EXERCISE INSTRUCTIONS: Go through the listing and copy each line that has the string "icon" in it.

PROVIDED DATA:
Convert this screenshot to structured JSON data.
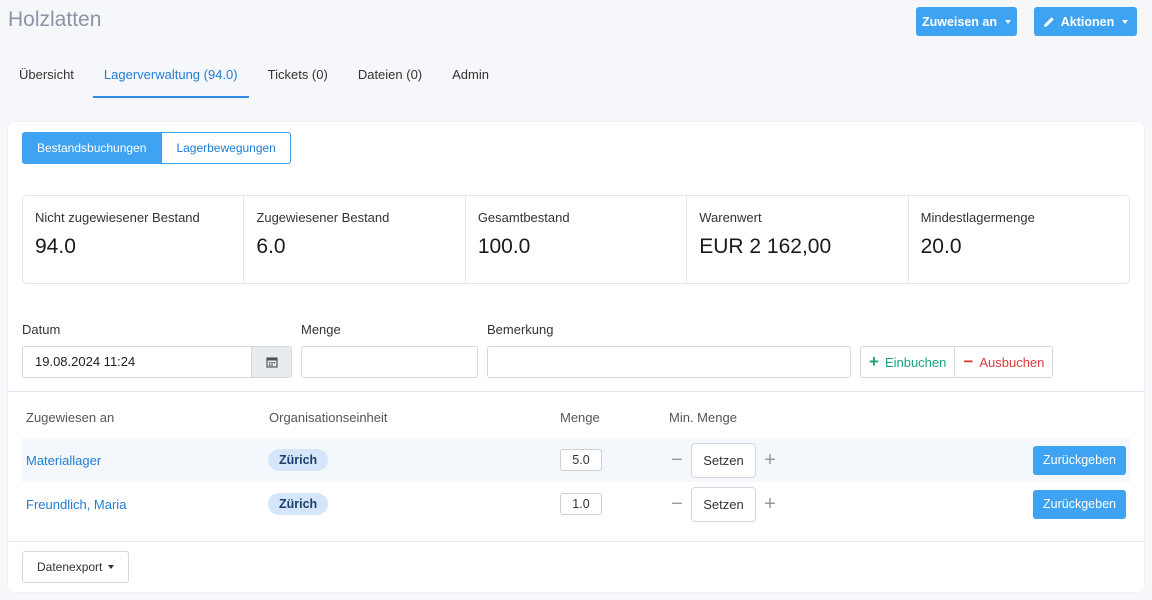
{
  "header": {
    "title": "Holzlatten",
    "assign_label": "Zuweisen an",
    "actions_label": "Aktionen",
    "actions_icon": "pencil-icon"
  },
  "tabs": [
    {
      "label": "Übersicht",
      "active": false
    },
    {
      "label": "Lagerverwaltung (94.0)",
      "active": true
    },
    {
      "label": "Tickets (0)",
      "active": false
    },
    {
      "label": "Dateien (0)",
      "active": false
    },
    {
      "label": "Admin",
      "active": false
    }
  ],
  "segment": {
    "bookings_label": "Bestandsbuchungen",
    "movements_label": "Lagerbewegungen",
    "selected": "Bestandsbuchungen"
  },
  "stats": [
    {
      "label": "Nicht zugewiesener Bestand",
      "value": "94.0"
    },
    {
      "label": "Zugewiesener Bestand",
      "value": "6.0"
    },
    {
      "label": "Gesamtbestand",
      "value": "100.0"
    },
    {
      "label": "Warenwert",
      "value": "EUR 2 162,00"
    },
    {
      "label": "Mindestlagermenge",
      "value": "20.0"
    }
  ],
  "form": {
    "date_label": "Datum",
    "date_value": "19.08.2024 11:24",
    "calendar_icon": "calendar-icon",
    "quantity_label": "Menge",
    "quantity_value": "",
    "remark_label": "Bemerkung",
    "remark_value": "",
    "book_in_label": "Einbuchen",
    "book_out_label": "Ausbuchen"
  },
  "table": {
    "headers": {
      "assigned_to": "Zugewiesen an",
      "org_unit": "Organisationseinheit",
      "quantity": "Menge",
      "min_quantity": "Min. Menge"
    },
    "rows": [
      {
        "assigned_to": "Materiallager",
        "org_unit": "Zürich",
        "quantity": "5.0",
        "set_label": "Setzen",
        "return_label": "Zurückgeben"
      },
      {
        "assigned_to": "Freundlich, Maria",
        "org_unit": "Zürich",
        "quantity": "1.0",
        "set_label": "Setzen",
        "return_label": "Zurückgeben"
      }
    ]
  },
  "footer": {
    "export_label": "Datenexport"
  },
  "colors": {
    "primary": "#3ea3f2",
    "link": "#1f7ed6",
    "success": "#1aa37a",
    "danger": "#e03a3a",
    "pill_bg": "#d6e6fa"
  }
}
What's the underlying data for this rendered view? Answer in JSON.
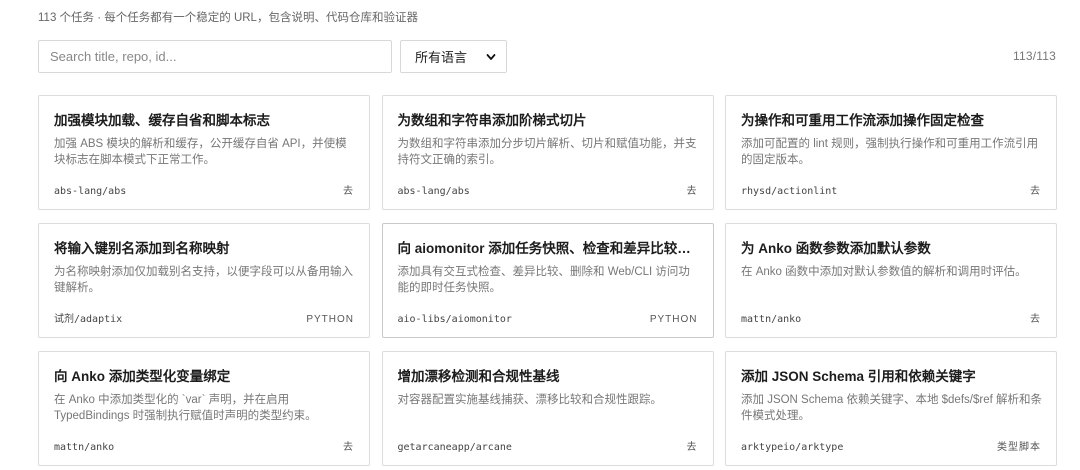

WRITTEN ANSWER:
    "actions_icon": "pencil-icon"
    "calendar_icon": "calendar-icon",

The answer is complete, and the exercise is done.